Print every line below. Match each one exactly.

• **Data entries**
◆ ◆ ◆

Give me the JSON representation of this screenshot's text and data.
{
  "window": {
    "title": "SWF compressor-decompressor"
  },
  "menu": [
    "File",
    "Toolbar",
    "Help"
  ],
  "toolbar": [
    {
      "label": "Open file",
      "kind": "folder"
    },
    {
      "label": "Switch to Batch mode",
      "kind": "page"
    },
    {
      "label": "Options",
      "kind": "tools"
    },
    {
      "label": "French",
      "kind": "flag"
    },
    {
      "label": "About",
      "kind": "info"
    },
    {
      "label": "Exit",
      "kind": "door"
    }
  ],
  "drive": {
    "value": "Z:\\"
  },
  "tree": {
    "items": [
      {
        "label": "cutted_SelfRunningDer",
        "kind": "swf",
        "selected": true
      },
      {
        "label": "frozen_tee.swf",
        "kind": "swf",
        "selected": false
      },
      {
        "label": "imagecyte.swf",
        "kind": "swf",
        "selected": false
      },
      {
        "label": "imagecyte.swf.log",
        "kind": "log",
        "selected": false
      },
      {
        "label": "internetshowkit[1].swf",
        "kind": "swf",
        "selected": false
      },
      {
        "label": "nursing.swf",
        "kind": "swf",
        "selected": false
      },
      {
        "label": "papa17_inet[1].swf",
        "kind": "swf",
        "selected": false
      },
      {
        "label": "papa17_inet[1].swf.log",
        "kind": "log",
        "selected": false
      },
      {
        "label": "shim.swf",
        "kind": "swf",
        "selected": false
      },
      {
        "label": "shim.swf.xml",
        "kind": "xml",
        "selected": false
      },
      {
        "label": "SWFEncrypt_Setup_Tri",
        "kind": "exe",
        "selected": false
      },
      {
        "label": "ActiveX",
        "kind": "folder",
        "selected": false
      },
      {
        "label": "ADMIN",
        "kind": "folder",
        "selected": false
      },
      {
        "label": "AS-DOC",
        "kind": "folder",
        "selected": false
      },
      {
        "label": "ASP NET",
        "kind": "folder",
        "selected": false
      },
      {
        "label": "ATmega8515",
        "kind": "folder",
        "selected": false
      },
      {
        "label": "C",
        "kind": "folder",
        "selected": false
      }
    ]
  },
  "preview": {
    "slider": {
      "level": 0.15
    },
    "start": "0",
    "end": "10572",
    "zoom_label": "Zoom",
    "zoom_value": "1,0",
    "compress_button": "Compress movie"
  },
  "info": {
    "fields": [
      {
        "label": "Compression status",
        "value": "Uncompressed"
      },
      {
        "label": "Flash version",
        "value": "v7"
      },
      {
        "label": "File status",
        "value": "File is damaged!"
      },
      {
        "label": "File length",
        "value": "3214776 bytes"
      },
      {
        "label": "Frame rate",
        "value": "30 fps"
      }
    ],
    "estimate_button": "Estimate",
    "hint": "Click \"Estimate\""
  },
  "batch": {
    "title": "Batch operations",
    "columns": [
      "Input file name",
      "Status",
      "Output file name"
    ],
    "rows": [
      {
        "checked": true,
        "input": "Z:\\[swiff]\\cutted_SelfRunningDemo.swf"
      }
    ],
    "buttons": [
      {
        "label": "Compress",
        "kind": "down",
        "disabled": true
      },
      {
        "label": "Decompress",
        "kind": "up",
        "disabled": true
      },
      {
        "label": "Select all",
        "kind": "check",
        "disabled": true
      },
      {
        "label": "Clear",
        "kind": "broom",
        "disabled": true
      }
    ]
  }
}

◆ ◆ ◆

• **ANSWER SECTION**
Give me the JSON representation of this screenshot's text and data.
{
  "window": {
    "title": "SWF compressor-decompressor"
  },
  "menu": [
    "File",
    "Toolbar",
    "Help"
  ],
  "toolbar": [
    {
      "label": "Open file",
      "kind": "folder"
    },
    {
      "label": "Switch to Batch mode",
      "kind": "page"
    },
    {
      "label": "Options",
      "kind": "tools"
    },
    {
      "label": "French",
      "kind": "flag"
    },
    {
      "label": "About",
      "kind": "info"
    },
    {
      "label": "Exit",
      "kind": "door"
    }
  ],
  "drive": {
    "value": "Z:\\"
  },
  "tree": {
    "items": [
      {
        "label": "cutted_SelfRunningDer",
        "kind": "swf",
        "selected": true
      },
      {
        "label": "frozen_tee.swf",
        "kind": "swf",
        "selected": false
      },
      {
        "label": "imagecyte.swf",
        "kind": "swf",
        "selected": false
      },
      {
        "label": "imagecyte.swf.log",
        "kind": "log",
        "selected": false
      },
      {
        "label": "internetshowkit[1].swf",
        "kind": "swf",
        "selected": false
      },
      {
        "label": "nursing.swf",
        "kind": "swf",
        "selected": false
      },
      {
        "label": "papa17_inet[1].swf",
        "kind": "swf",
        "selected": false
      },
      {
        "label": "papa17_inet[1].swf.log",
        "kind": "log",
        "selected": false
      },
      {
        "label": "shim.swf",
        "kind": "swf",
        "selected": false
      },
      {
        "label": "shim.swf.xml",
        "kind": "xml",
        "selected": false
      },
      {
        "label": "SWFEncrypt_Setup_Tri",
        "kind": "exe",
        "selected": false
      },
      {
        "label": "ActiveX",
        "kind": "folder",
        "selected": false
      },
      {
        "label": "ADMIN",
        "kind": "folder",
        "selected": false
      },
      {
        "label": "AS-DOC",
        "kind": "folder",
        "selected": false
      },
      {
        "label": "ASP NET",
        "kind": "folder",
        "selected": false
      },
      {
        "label": "ATmega8515",
        "kind": "folder",
        "selected": false
      },
      {
        "label": "C",
        "kind": "folder",
        "selected": false
      }
    ]
  },
  "preview": {
    "slider": {
      "level": 0.15
    },
    "start": "0",
    "end": "10572",
    "zoom_label": "Zoom",
    "zoom_value": "1,0",
    "compress_button": "Compress movie"
  },
  "info": {
    "fields": [
      {
        "label": "Compression status",
        "value": "Uncompressed"
      },
      {
        "label": "Flash version",
        "value": "v7"
      },
      {
        "label": "File status",
        "value": "File is damaged!"
      },
      {
        "label": "File length",
        "value": "3214776 bytes"
      },
      {
        "label": "Frame rate",
        "value": "30 fps"
      }
    ],
    "estimate_button": "Estimate",
    "hint": "Click \"Estimate\""
  },
  "batch": {
    "title": "Batch operations",
    "columns": [
      "Input file name",
      "Status",
      "Output file name"
    ],
    "rows": [
      {
        "checked": true,
        "input": "Z:\\[swiff]\\cutted_SelfRunningDemo.swf"
      }
    ],
    "buttons": [
      {
        "label": "Compress",
        "kind": "down",
        "disabled": true
      },
      {
        "label": "Decompress",
        "kind": "up",
        "disabled": true
      },
      {
        "label": "Select all",
        "kind": "check",
        "disabled": true
      },
      {
        "label": "Clear",
        "kind": "broom",
        "disabled": true
      }
    ]
  }
}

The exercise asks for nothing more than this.